Our diagnostic team provides second opinions, including for challenging or difficult cases. We are happy to consult with you, your primary care physician, or other specialists.

You may want to consider a second opinion:

  • To confirm your diagnosis
  • For an evaluation of an uncommon presentation
  • To have your original biopsies or other tissue diagnosis confirmed
  • For details on the type and stage of cancer
  • To better understand your treatment options
  • To learn if you are eligible for clinical trials

Phone: 877-442-3324
Online: Complete the Appointment Request Form

Can't travel to Boston?
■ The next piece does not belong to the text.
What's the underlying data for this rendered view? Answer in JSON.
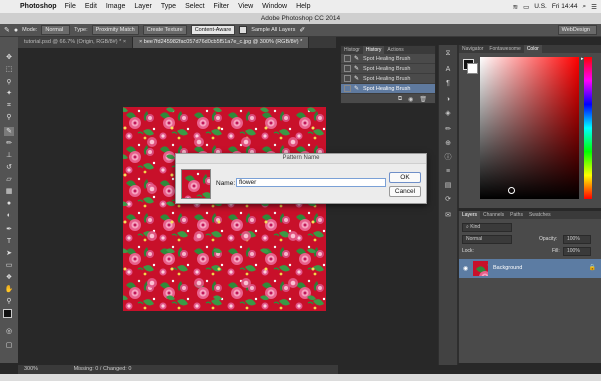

Our Online Second Opinion service lets patients from all over the world receive expert second opinions from Dana-Farber oncologists.

For Referring Physicians

Because the patient's primary care physician or referring specialist is an integral part of the patient's care team, we are committed to collaborating in the care of your patient.

If you are a referring physician and have a patient with esophageal cancer, we look forward to working with you.

Find out more about how to refer a patient to Dana-Farber Brigham Cancer Center.